■ Exercise description ■
Only the line with "Enumerate this screenshot's" and the lines after it, to the end of the data, should appear in the answer, each reproduced exactly.

Excerpts from an interface dataset
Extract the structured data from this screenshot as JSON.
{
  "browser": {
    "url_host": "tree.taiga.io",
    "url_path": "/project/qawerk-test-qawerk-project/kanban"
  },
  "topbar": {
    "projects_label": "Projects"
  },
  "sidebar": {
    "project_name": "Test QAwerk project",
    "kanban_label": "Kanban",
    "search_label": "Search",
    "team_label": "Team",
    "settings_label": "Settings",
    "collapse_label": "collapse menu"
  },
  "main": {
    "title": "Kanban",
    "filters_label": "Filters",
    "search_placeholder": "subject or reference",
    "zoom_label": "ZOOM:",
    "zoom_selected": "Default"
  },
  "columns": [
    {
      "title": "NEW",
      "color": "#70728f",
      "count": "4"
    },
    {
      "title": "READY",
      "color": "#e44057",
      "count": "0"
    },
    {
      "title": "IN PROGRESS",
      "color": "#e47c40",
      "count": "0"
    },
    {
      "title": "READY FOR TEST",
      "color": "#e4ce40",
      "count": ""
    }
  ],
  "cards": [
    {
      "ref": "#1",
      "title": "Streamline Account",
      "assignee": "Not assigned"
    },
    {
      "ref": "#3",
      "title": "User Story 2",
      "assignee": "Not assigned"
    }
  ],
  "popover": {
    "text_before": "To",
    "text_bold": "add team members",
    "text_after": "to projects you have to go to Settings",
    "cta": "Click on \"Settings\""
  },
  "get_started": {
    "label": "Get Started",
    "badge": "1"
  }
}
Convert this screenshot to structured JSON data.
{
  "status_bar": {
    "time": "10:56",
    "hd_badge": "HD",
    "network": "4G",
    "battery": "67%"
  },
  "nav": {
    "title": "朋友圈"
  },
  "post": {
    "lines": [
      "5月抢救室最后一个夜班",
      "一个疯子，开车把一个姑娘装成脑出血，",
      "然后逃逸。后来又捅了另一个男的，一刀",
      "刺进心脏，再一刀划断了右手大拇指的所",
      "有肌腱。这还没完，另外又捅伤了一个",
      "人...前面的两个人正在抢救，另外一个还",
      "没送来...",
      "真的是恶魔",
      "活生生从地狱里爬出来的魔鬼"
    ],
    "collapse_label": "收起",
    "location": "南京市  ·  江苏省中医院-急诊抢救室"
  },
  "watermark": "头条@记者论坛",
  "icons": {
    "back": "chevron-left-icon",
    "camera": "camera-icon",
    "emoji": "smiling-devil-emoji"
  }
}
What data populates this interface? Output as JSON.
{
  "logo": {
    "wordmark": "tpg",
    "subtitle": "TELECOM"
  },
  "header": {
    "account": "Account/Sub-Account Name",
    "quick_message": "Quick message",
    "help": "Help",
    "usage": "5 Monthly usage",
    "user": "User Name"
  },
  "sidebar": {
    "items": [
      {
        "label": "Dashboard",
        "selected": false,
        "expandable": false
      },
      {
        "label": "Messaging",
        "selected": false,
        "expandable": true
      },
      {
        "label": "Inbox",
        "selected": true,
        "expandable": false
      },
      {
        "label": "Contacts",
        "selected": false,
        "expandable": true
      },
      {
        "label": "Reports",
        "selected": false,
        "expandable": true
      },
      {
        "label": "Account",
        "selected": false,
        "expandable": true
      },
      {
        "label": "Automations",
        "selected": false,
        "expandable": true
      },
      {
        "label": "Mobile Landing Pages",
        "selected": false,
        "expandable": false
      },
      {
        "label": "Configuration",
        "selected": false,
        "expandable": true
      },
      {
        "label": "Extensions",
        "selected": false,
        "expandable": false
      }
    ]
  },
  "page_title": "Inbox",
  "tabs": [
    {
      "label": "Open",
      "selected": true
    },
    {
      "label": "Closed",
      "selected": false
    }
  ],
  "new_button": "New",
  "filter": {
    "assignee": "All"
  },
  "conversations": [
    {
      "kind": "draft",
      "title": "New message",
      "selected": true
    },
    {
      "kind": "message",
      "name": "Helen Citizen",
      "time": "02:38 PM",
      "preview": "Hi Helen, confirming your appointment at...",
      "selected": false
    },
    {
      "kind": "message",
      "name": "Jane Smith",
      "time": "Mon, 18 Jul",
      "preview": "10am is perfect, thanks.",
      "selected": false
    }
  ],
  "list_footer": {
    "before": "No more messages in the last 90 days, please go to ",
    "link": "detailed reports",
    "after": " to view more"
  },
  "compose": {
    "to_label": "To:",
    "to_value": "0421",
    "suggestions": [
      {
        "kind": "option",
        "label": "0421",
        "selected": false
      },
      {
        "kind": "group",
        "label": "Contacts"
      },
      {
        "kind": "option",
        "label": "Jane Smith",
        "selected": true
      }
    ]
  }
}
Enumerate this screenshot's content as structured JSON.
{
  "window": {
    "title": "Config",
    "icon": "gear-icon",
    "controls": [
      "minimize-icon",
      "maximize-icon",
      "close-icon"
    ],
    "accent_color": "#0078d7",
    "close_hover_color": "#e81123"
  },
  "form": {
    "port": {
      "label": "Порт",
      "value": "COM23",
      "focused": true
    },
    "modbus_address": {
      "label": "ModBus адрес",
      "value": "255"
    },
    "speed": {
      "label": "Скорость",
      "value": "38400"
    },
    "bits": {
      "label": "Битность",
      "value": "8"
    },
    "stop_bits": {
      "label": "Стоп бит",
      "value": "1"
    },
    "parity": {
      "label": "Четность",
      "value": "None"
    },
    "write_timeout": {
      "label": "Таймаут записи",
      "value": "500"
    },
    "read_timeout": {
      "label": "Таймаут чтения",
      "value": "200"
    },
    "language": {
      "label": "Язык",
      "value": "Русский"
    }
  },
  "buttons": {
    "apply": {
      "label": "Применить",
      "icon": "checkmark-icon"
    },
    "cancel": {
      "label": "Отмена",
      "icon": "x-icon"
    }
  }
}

■ Output of the task ■
Enumerate this screenshot's content as structured JSON.
{
  "window": {
    "title": "Config",
    "icon": "gear-icon",
    "controls": [
      "minimize-icon",
      "maximize-icon",
      "close-icon"
    ],
    "accent_color": "#0078d7",
    "close_hover_color": "#e81123"
  },
  "form": {
    "port": {
      "label": "Порт",
      "value": "COM23",
      "focused": true
    },
    "modbus_address": {
      "label": "ModBus адрес",
      "value": "255"
    },
    "speed": {
      "label": "Скорость",
      "value": "38400"
    },
    "bits": {
      "label": "Битность",
      "value": "8"
    },
    "stop_bits": {
      "label": "Стоп бит",
      "value": "1"
    },
    "parity": {
      "label": "Четность",
      "value": "None"
    },
    "write_timeout": {
      "label": "Таймаут записи",
      "value": "500"
    },
    "read_timeout": {
      "label": "Таймаут чтения",
      "value": "200"
    },
    "language": {
      "label": "Язык",
      "value": "Русский"
    }
  },
  "buttons": {
    "apply": {
      "label": "Применить",
      "icon": "checkmark-icon"
    },
    "cancel": {
      "label": "Отмена",
      "icon": "x-icon"
    }
  }
}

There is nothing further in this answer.